Says Dukan’s Deerfield High coach Bret Just: “Fairly or unfairly, his freshman and sophomore year he was labeled as a spot-up, three-point shooter. Through his development physically as well as his work in the gym, he has become a versatile complete player. He can put it on the floor, shoot with range, post up, and he has just so many facets to his game. That’s all a credit to how hard he has worked.”
• Mael Lebrun of France will be playing at the three spot for the World club; Lebrun was one of the nice surprises for La Republique in the FIBA U18s last summer, gaining more confidence (and stats) as the tournament progressed.

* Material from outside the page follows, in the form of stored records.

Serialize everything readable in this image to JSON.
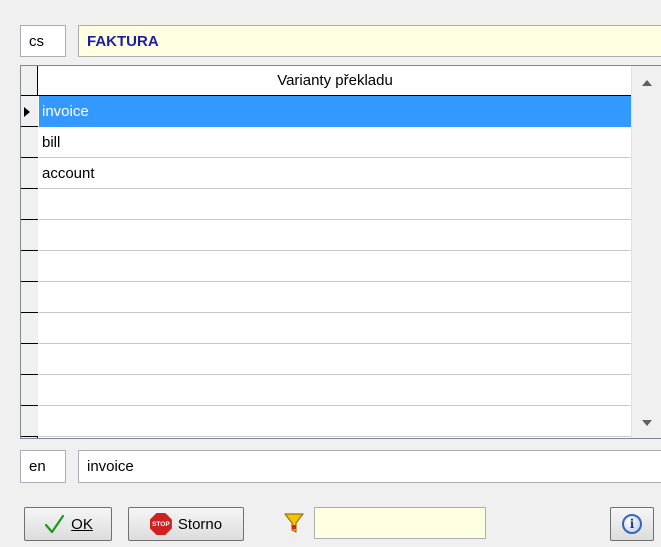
{
  "source": {
    "lang": "cs",
    "word": "FAKTURA"
  },
  "grid": {
    "header": "Varianty překladu",
    "rows": [
      "invoice",
      "bill",
      "account",
      "",
      "",
      "",
      "",
      "",
      "",
      "",
      ""
    ],
    "selected_index": 0
  },
  "target": {
    "lang": "en",
    "word": "invoice"
  },
  "buttons": {
    "ok_label": "OK",
    "storno_label": "Storno",
    "stop_text": "STOP",
    "info_glyph": "i"
  },
  "filter": {
    "value": ""
  },
  "colors": {
    "selection": "#3399ff",
    "source_word": "#1e1ea0",
    "field_yellow": "#ffffe1"
  },
  "icons": [
    "check-icon",
    "stop-icon",
    "filter-icon",
    "info-icon"
  ]
}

When Team France closed its run against Serbia, Lebrun went for 17 points on 6-of-8 overall shooting to go with six (!) steals. He even got in a sweet posterization in the final:
Lebrun has been under contract with Euroleague squad Entente Orleanaise since 2007 and only managed to make a cameo appearance – four minutes in a meaningless game 10 outing against Efes Pilsen in the regular season – with the big boys this season. Here’s to thinking we’ll be seeing a lot more of Lebrun in 2010-11, however.
Other members of the World Team include Robert Loe of New Zealand; Jason Cadee of Australia; Canada’s Tristan Thompson and Cory Joseph; and Sui Ran of China. Full rosters for both squads can be found here and below run highlight clips from last year’s match. Enjoy!